There are numerous causes of hydronephrosis that are categorized based upon
the location of the swelling and whether the cause is intrinsic (located within
the urinary collecting system), extrinsic (outside of the collecting system) or
if it due to an alteration in function.
Examples of intrinsic causes of hydronephrosis
Kidney stone. Likely the most common reason to have unilateral
hydronephrosis is a kidney stone that causes obstruction of the ureter. The
stone gradually moves from the kidney into the bladder but if it should act like
a dam while in the ureter, urine will back up and cause the kidney to swell.
This would be classified as an intrinsic obstruction.
Stricture or scarring
Bladder neck contracture
The inability to empty the bladder (urinary retention) for any reason may
cause bilateral hydronephrosis.
Examples of extrinsic causes of hydronephrosis
Tumors or cancers that compress the ureter and prevent urine flow. Examples
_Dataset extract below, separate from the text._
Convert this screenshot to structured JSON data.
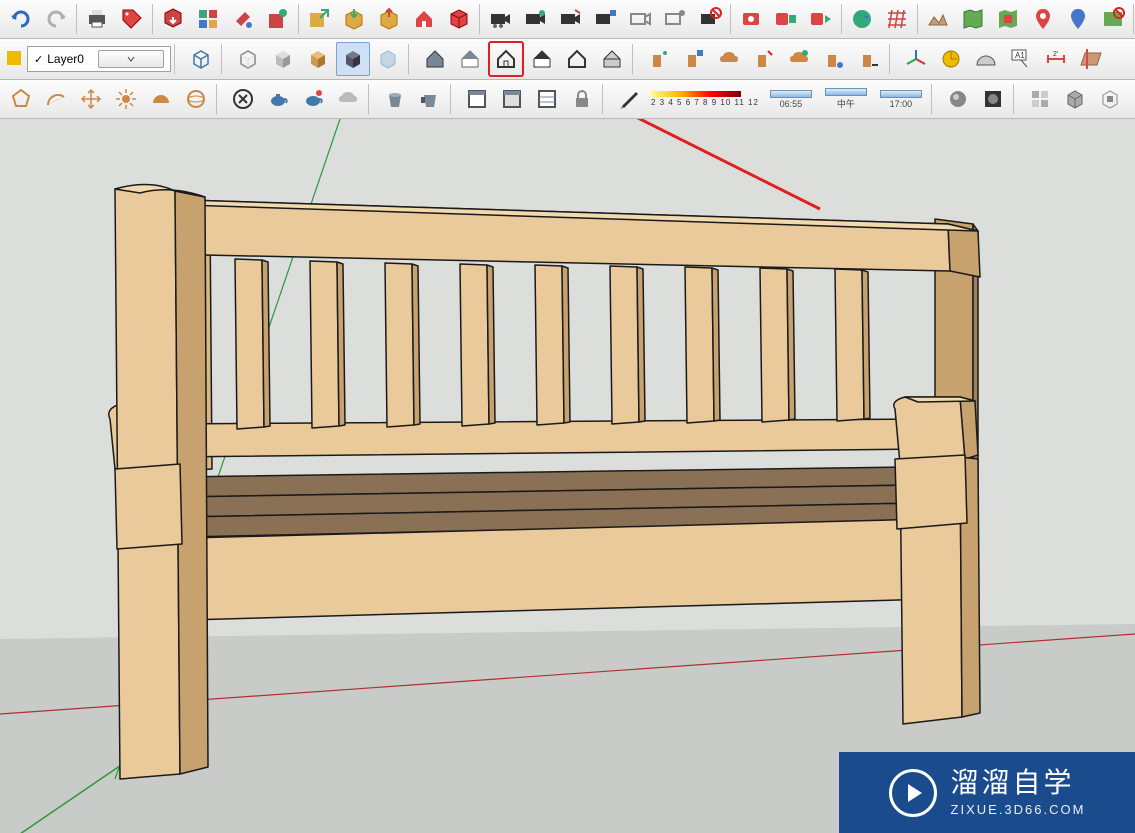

include lymphoma and sarcoma, especially if they are located in the
retroperitoneum, where the kidneys and ureters are located behind the sac that
contains the bowel.
Ovarian vein syndrome
Cancer of the cervix
Cancer of the prostate
Scarring due to radiation therapy
Prostate hypertrophy or swelling is a common cause of urinary retention and
subsequent hydronephrosis in males.
Examples of functional causes of hydronephrosis
Neurogenic bladder or the inability of the bladder to function properly
occurs because of damage to the nerves that supply it. This may occur in
tumors, spinal cord injuries or tumors,
multiple sclerosis, and
Vesicoureteral reflux where urine flows backwards from the bladder into the
ureter. Prenatal hydronephrosis is an example, though it may occur at any time